● **DATA SHOWN**
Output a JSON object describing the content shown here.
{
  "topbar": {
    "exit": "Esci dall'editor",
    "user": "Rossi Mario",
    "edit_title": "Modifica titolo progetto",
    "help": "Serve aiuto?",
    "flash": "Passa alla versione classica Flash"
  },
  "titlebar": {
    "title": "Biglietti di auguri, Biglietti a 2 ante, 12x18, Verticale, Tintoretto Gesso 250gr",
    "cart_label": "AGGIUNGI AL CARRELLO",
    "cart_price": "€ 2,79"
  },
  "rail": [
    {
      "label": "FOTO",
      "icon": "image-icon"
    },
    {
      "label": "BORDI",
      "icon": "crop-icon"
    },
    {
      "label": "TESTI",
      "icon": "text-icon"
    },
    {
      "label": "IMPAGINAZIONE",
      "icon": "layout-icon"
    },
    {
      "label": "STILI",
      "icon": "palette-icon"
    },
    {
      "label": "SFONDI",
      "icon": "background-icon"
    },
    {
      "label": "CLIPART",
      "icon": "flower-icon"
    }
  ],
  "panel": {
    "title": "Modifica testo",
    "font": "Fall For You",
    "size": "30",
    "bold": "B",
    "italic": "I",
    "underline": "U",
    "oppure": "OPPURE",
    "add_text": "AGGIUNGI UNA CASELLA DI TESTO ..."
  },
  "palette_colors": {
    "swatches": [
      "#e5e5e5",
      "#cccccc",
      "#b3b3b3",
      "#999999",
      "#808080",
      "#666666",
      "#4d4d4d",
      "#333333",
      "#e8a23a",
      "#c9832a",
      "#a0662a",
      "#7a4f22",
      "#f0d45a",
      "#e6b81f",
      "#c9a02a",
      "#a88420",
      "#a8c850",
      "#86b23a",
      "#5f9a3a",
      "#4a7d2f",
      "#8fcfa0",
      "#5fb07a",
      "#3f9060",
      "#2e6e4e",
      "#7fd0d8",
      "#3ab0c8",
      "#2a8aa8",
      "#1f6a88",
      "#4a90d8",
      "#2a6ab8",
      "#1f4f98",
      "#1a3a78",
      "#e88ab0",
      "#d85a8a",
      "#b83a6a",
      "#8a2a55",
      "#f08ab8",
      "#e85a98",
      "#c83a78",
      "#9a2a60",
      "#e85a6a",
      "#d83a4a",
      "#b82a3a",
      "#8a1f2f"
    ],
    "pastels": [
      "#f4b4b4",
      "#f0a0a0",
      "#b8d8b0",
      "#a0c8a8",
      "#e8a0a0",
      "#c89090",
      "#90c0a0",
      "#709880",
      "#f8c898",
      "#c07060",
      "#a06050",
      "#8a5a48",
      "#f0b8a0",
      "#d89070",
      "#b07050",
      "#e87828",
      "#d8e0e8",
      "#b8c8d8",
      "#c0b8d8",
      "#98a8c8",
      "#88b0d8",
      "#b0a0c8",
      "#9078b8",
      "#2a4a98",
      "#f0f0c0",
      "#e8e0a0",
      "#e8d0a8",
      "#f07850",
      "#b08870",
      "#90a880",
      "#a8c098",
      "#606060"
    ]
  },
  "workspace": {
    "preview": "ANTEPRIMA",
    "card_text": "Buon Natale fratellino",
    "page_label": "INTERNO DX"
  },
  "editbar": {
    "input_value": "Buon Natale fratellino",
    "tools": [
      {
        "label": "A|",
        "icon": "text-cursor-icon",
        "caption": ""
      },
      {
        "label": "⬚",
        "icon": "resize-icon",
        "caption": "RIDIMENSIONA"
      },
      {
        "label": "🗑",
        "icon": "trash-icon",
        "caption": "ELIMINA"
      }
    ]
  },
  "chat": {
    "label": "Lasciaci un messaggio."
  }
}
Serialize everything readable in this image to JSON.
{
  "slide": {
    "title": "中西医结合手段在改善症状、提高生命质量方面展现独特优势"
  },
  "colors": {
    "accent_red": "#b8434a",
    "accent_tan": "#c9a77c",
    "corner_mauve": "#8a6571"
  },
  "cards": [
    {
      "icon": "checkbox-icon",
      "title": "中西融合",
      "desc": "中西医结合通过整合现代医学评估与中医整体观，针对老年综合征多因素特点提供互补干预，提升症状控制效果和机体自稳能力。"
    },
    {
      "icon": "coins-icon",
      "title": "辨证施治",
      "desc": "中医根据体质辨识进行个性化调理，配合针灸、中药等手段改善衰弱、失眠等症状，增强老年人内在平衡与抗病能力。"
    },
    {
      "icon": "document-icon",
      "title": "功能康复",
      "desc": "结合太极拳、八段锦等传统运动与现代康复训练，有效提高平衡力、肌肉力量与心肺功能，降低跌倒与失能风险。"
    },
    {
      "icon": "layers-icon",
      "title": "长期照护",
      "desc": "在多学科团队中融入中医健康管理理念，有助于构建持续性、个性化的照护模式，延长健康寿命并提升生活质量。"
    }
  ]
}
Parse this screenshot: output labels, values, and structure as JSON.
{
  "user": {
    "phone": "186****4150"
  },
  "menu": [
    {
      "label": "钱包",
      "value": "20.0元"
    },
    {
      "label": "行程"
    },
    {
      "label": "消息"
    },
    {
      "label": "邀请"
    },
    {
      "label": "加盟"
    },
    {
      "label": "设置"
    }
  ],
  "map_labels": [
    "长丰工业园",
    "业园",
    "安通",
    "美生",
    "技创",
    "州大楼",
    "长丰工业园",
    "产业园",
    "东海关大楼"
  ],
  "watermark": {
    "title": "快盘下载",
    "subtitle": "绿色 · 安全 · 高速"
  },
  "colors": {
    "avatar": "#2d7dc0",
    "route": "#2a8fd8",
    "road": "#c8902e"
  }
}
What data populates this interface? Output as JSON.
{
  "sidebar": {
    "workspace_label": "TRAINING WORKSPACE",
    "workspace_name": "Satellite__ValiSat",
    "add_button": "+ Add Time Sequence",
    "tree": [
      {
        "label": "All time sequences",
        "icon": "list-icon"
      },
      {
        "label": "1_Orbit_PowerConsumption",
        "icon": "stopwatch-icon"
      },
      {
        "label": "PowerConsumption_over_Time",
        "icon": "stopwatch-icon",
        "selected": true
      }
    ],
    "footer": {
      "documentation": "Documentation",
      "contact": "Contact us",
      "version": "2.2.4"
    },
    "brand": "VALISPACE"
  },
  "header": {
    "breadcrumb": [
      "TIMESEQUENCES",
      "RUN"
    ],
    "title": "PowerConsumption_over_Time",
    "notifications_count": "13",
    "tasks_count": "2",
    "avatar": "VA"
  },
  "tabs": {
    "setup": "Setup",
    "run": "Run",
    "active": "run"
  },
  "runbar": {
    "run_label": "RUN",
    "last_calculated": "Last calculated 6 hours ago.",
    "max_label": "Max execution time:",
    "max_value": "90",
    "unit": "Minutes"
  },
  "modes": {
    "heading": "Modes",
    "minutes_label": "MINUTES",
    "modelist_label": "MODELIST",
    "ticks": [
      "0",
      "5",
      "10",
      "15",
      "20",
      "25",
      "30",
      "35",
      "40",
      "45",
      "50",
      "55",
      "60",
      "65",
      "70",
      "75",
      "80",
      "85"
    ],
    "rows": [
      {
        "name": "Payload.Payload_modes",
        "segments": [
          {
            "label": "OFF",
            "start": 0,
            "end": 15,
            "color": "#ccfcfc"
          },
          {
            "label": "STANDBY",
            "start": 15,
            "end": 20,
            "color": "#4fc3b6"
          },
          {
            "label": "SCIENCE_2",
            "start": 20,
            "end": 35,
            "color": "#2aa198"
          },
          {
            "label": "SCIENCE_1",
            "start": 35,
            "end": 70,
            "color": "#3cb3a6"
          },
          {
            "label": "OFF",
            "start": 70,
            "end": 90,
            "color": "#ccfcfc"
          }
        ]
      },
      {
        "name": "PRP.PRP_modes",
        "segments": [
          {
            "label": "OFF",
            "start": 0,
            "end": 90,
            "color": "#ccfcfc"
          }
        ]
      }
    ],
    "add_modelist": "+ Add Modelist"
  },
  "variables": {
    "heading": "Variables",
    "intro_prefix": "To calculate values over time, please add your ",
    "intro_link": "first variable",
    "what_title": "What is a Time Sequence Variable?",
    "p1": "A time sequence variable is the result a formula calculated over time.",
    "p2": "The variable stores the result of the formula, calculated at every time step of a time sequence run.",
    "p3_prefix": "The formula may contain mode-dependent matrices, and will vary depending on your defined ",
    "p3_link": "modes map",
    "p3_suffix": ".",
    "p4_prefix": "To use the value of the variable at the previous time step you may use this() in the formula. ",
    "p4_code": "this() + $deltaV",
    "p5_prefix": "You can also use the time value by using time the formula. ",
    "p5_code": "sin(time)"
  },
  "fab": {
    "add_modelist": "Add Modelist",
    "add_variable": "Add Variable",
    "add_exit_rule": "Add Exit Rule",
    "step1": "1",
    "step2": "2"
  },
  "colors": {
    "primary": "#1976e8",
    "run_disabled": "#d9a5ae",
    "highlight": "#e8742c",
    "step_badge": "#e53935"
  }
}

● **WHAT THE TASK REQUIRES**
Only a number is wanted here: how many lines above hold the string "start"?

● **YOUR RESPONSE**
6